German literature

German authors
  • Angelus Silesius
  • Heinrich Böll
  • Bertolt Brecht
  • Karl Georg Büchner
  • Hans Magnus Enzensberger
  • Johann Wolfgang von Goethe
  • Günter Grass
  • Brothers Grimm
  • Hans von Grimmelshausen
  • Peter Handke
  • Gerhart Hauptmann
  • Heinrich Heine
  • Heinrich der Glïchezäre
  • Johann Gottfried von Herder
  • Hermann Hesse
  • Ernst Theodor Amadeus Hoffmann
  • Friedrich Hölderlin
  • Uwe Johnson
  • Siegfried Lenz
  • Gotthold Ephraim Lessing
  • Thomas Mann
  • Robert Musil
  • Novalis
  • Jean Paul Richter
  • Friedrich Wilhelm Joseph von Schelling
  • Friedrich von Schiller
  • Arthur Schnitzler
  • Georg Trakl
  • Frank Wedekind
  • Christa Wolf

Bertolt Brecht, 1898 - 1956

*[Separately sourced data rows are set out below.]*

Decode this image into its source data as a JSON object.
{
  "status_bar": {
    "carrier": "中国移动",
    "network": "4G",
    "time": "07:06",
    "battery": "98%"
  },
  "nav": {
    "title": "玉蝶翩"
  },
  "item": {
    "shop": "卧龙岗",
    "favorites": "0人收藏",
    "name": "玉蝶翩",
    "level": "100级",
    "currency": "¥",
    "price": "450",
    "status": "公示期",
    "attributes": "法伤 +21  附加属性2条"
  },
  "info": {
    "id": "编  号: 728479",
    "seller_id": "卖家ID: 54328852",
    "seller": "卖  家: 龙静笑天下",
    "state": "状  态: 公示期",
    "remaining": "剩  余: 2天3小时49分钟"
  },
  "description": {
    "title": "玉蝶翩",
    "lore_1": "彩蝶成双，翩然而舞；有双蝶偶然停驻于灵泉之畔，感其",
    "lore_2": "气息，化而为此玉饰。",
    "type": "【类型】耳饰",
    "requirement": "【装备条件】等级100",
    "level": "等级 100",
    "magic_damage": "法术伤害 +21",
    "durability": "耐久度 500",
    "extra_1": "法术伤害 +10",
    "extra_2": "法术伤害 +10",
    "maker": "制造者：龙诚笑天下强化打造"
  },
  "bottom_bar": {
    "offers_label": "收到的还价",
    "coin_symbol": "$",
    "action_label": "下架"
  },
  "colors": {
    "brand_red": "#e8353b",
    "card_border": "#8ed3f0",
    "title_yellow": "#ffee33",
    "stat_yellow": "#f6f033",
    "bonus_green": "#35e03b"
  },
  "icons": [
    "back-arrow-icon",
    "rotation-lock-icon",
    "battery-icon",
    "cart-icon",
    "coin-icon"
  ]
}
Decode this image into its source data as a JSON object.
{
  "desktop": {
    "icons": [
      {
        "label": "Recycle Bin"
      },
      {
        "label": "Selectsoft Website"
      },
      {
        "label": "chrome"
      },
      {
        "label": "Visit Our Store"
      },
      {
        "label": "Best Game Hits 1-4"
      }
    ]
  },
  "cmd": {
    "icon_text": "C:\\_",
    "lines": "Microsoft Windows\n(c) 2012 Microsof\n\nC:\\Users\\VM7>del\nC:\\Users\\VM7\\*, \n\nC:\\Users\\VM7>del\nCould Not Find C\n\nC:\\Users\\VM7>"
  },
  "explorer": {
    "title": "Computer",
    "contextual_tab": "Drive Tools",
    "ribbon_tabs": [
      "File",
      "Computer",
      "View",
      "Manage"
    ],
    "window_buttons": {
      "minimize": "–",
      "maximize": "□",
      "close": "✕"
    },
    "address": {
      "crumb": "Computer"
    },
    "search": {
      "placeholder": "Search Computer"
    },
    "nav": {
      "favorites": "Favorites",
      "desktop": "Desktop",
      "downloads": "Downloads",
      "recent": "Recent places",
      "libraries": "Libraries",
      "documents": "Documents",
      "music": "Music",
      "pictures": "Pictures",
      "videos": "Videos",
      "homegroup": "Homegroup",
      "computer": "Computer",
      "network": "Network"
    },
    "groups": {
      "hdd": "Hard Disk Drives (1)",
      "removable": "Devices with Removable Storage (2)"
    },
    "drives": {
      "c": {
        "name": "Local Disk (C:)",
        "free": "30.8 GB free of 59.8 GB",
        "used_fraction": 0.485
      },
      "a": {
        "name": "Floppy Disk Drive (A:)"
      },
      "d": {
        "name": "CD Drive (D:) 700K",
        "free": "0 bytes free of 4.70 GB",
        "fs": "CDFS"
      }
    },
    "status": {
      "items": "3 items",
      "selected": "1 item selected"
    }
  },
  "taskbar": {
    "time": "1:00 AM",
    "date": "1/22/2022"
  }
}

A German playwright, poet and theatrical director born in Augusta on February 10, 1898, Brecht carried out his academic studies at the Universities of Munich and Berlin. In 1924 he was theatrical consultant at the Deutsches Theater in Berlin, under the direction of Max Reinhardt; his first writings show the influence Expressionism, the main dramatic movement of the time, exerted on him.

In 1928 he wrote a musical drama, The Threepenny Opera, together with German composer Kurt Weill. This musical, based on the The Beggar's Opera (1728) by Englishman John Gay, cast a satirical look at capitalism and became Brecht's most important theatrical success.

In 1924 Brecht began studying Marxism, and from 1928 through to Hitler's rise to power, he wrote and opened various didactic musical dramas. The opera The Rise and Fall of the City of Mahoganny (1927-1929), also with Weill's music, once again criticized capitalism severely. His concern for justice was a fundamental theme in his work.

Due to his opposition to Hitler's government he was forced to flee Germany in 1933. First he lived in Scandinavia and finally ended up settling in California in 1941. During these years of exile he produced some of his best writings: Life of Galileo (1938-1939), Mother Courage and Her Children (1941), and The Caucasian Chalk Circle (1944-1945).

In 1948 he returned to Germany, settling in East Berlin and founded his own theatrical company, the Berliner Ensemble. He was a controversial figure in Eastern Europe, as his moral pessimism clashed with the soviet ideal of socialist realism.

Throughout his life he also wrote several collections of poems, which together with his plays, place him among one of the greatest German authors.